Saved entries
=== Section Start ===

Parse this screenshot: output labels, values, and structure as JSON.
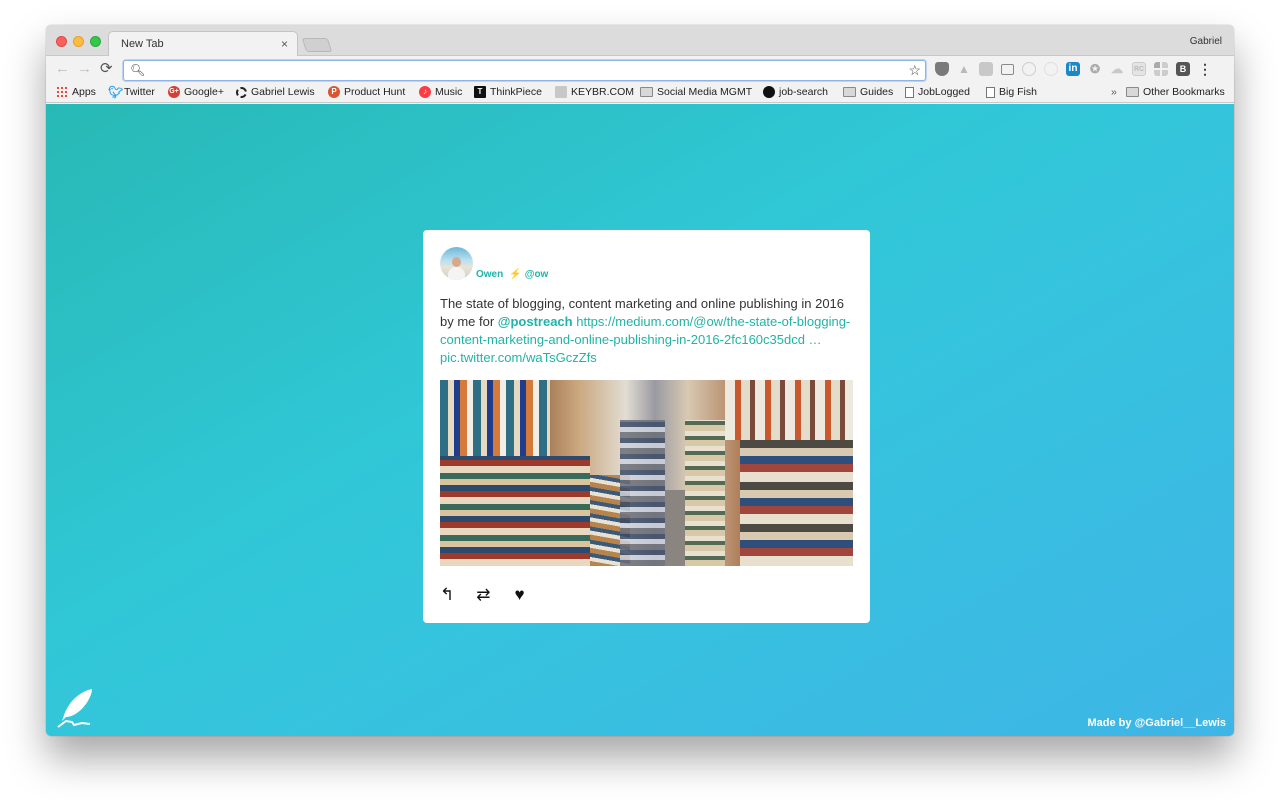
{
  "window": {
    "tab_title": "New Tab",
    "profile_name": "Gabriel"
  },
  "toolbar": {
    "back_icon": "←",
    "forward_icon": "→",
    "reload_icon": "⟳",
    "omnibox_value": "",
    "omnibox_placeholder": "",
    "extensions": [
      {
        "name": "ublock-icon"
      },
      {
        "name": "google-drive-icon"
      },
      {
        "name": "google-plus-extension-icon"
      },
      {
        "name": "cast-icon"
      },
      {
        "name": "circle-extension-icon"
      },
      {
        "name": "ring-extension-icon"
      },
      {
        "name": "linkedin-icon",
        "label": "in"
      },
      {
        "name": "owl-icon"
      },
      {
        "name": "cloud-extension-icon"
      },
      {
        "name": "rc-extension-icon",
        "label": "RC"
      },
      {
        "name": "grid-extension-icon"
      },
      {
        "name": "b-extension-icon",
        "label": "B"
      }
    ]
  },
  "bookmarks": {
    "items": [
      {
        "label": "Apps",
        "icon": "apps-icon"
      },
      {
        "label": "Twitter",
        "icon": "twitter-icon"
      },
      {
        "label": "Google+",
        "icon": "google-plus-icon"
      },
      {
        "label": "Gabriel Lewis",
        "icon": "site-icon"
      },
      {
        "label": "Product Hunt",
        "icon": "product-hunt-icon"
      },
      {
        "label": "Music",
        "icon": "music-icon"
      },
      {
        "label": "ThinkPiece",
        "icon": "thinkpiece-icon"
      },
      {
        "label": "KEYBR.COM",
        "icon": "keybr-icon"
      },
      {
        "label": "Social Media MGMT",
        "icon": "folder-icon"
      },
      {
        "label": "job-search",
        "icon": "github-icon"
      },
      {
        "label": "Guides",
        "icon": "folder-icon"
      },
      {
        "label": "JobLogged",
        "icon": "page-icon"
      },
      {
        "label": "Big Fish",
        "icon": "page-icon"
      }
    ],
    "overflow": "»",
    "other_label": "Other Bookmarks"
  },
  "tweet": {
    "author_name": "Owen",
    "bolt": "⚡",
    "handle": "@ow",
    "text_before": "The state of blogging, content marketing and online publishing in 2016 by me for ",
    "mention": "@postreach",
    "link": " https://medium.com/@ow/the-state-of-blogging-content-marketing-and-online-publishing-in-2016-2fc160c35dcd …pic.twitter.com/waTsGczZfs",
    "image_alt": "Bookstore aisle lined with stacks of books",
    "actions": {
      "reply": "↰",
      "retweet": "⇄",
      "like": "♥"
    }
  },
  "footer": {
    "made_by": "Made by @Gabriel__Lewis"
  },
  "colors": {
    "accent": "#20b3a8",
    "gradient_start": "#28b9b5",
    "gradient_end": "#3eb5e6"
  }
}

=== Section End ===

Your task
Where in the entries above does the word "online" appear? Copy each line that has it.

Reply to the task
    "text_before": "The state of blogging, content marketing and online publishing in 2016 by me for ",
    "link": " https://medium.com/@ow/the-state-of-blogging-content-marketing-and-online-publishing-in-2016-2fc160c35dcd …pic.twitter.com/waTsGczZfs",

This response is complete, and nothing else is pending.